The primary focus of nanostructured diamond coating is to improve the wear resistance and thereby the durability and osseointegration for long-term success of articulating implants and lower the need for recurrent multiple surgical procedures. Also, the development of new nanotechnology methods lead to a new class of functionalized nanostructured surfaces for titanium and cobalt chrome alloys for use in dental and orthopedic implant industry. It is estimated that more than 10 million people suffer from the Temporomandibular Joint (TMJ) related disorder symptoms in the Unites States alone. However, long-term success and functioning of current implant designs remains a serious problem due, in large part, to the deterioration of the implant and surrounding tissue resulting from wear debris.
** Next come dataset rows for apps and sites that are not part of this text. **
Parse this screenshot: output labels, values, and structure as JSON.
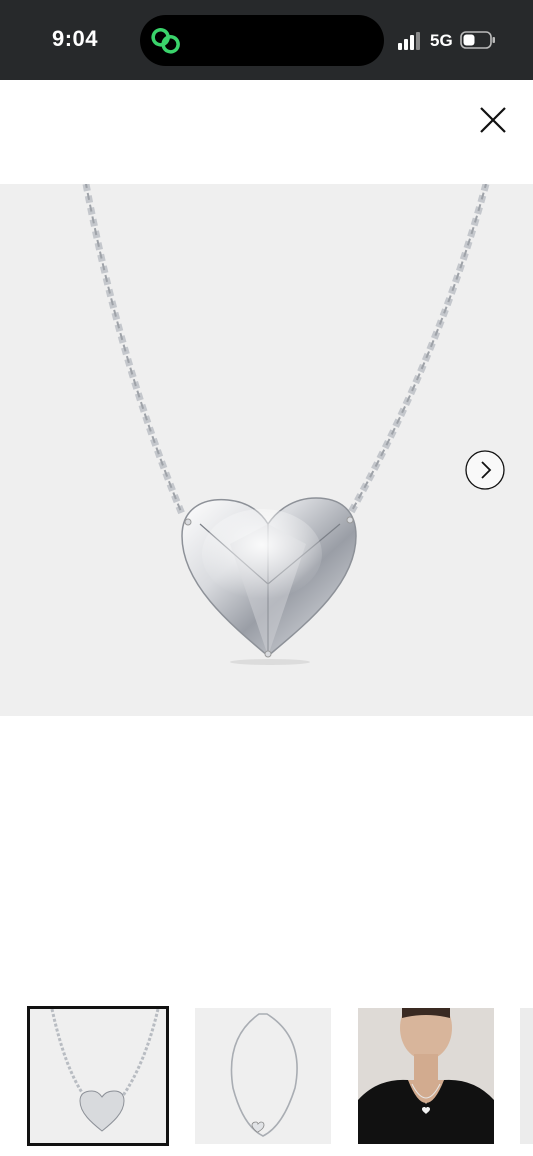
{
  "status_bar": {
    "time": "9:04",
    "network": "5G",
    "icons": [
      "app-link-icon",
      "signal-icon",
      "battery-icon"
    ]
  },
  "header": {
    "close_icon": "close-icon"
  },
  "gallery": {
    "main_image": "heart-diamond-pendant-necklace",
    "next_icon": "chevron-right-icon",
    "thumbnails": [
      {
        "name": "heart-pendant-closeup",
        "selected": true
      },
      {
        "name": "full-necklace-view",
        "selected": false
      },
      {
        "name": "necklace-on-model",
        "selected": false
      },
      {
        "name": "partial-thumbnail",
        "selected": false
      }
    ]
  },
  "colors": {
    "status_bar": "#27292b",
    "image_bg": "#efefef",
    "accent_green": "#3ad36b"
  }
}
Our interdisciplinary team consisting of materials physicists, engineers and dental surgeons develop novel multilayer nanostructured diamond coatings with enhanced adhesion and wear properties for articulation components in TMJ devices. We design and fabricate TMJ implant devices that have a multilayer nanostructured diamond coating for both condyle and fossa components. TMJ implant will undergo extensive testing in a TMJ simulator to 1.125 million cycles (approximately the equivalent of 10 years clinical use). The successful outcome of this study will be an improved design for TMJ devices and coatings for hard-on-hard articulation. The TMJ device will result in less long-term wear at articulating surfaces due to high hardness and very low surface roughness of nanodiamond coating. In vitro response mesenchymal stem cells and implantation of nanodiamond coated titanium evidenced the biocompatibility and biointegration characteristics of diamond surfaces. Macrophage cells responses to nanodiamond wear debris exhibited cell viability with very minimal release of pro-inflammatory mediators. In these projects, we use nanotechnology approaches to improve the joint implants for dental and othopaedic (hip and knee) applications.